» What to produce
Consider the material that follows. How many of its lines contain "moves"? Reply with the number alone.

» Input records
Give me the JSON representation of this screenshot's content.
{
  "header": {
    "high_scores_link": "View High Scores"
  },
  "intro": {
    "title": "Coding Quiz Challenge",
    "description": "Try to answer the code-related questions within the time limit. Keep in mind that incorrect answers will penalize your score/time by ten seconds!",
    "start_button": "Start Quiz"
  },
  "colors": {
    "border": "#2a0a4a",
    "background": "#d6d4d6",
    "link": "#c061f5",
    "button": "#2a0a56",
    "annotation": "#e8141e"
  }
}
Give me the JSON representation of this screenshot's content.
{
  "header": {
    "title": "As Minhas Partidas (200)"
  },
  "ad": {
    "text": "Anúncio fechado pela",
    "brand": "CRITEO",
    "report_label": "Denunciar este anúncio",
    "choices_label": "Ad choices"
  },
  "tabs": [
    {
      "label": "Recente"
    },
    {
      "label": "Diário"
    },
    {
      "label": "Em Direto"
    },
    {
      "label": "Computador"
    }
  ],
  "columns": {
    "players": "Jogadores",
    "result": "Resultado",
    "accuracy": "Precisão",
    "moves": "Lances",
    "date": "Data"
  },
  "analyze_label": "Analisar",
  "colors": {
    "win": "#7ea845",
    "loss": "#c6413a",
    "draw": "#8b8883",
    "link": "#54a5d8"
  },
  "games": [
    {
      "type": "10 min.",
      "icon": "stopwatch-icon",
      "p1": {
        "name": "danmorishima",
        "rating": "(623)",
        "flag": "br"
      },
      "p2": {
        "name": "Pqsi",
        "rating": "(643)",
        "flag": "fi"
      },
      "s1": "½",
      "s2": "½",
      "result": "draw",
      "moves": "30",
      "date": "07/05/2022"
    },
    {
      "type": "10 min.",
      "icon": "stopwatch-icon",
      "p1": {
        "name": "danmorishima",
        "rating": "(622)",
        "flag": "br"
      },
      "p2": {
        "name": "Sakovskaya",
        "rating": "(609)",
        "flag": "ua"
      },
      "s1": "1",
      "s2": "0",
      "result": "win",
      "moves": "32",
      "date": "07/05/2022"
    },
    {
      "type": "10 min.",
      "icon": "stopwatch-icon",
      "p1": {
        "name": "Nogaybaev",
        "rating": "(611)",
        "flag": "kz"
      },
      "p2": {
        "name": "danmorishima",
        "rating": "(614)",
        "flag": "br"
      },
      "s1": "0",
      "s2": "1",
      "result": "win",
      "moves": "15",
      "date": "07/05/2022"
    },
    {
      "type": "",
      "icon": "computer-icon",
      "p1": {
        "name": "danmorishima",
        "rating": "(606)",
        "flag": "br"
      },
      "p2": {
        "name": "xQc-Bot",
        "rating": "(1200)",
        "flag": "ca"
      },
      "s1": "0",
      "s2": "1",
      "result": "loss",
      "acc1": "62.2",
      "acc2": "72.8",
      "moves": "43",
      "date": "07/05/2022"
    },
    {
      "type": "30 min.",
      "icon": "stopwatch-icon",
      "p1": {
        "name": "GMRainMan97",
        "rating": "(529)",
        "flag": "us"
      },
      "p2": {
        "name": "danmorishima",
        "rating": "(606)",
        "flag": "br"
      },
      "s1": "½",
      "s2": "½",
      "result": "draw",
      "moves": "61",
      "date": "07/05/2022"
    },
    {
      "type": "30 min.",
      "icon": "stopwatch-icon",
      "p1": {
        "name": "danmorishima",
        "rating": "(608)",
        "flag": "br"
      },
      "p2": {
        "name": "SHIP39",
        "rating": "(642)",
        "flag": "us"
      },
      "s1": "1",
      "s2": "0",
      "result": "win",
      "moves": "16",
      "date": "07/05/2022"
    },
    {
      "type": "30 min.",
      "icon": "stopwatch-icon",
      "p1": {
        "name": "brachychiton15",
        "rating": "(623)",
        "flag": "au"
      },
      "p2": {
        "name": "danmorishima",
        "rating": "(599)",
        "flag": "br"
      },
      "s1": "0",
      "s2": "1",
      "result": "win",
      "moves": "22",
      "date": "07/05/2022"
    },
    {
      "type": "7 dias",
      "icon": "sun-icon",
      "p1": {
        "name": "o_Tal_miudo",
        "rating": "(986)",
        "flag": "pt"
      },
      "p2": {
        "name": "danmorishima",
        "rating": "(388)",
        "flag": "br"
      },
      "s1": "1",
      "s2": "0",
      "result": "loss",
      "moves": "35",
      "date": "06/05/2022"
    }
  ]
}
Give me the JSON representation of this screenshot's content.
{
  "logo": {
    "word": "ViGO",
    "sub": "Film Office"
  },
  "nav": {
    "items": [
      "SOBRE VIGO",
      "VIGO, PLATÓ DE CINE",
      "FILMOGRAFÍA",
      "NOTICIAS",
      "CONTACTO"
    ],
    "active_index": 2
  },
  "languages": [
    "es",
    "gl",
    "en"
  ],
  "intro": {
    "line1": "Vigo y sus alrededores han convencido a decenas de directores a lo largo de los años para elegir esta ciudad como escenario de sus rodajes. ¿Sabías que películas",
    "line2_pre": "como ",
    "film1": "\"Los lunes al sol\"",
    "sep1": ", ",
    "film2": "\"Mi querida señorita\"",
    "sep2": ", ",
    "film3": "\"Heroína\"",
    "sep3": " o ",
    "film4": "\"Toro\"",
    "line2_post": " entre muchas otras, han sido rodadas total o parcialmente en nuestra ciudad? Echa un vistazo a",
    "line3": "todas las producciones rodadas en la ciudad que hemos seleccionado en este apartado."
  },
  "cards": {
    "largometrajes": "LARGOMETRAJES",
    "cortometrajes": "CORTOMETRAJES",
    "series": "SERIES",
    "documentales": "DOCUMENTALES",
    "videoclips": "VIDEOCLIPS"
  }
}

» Task response
9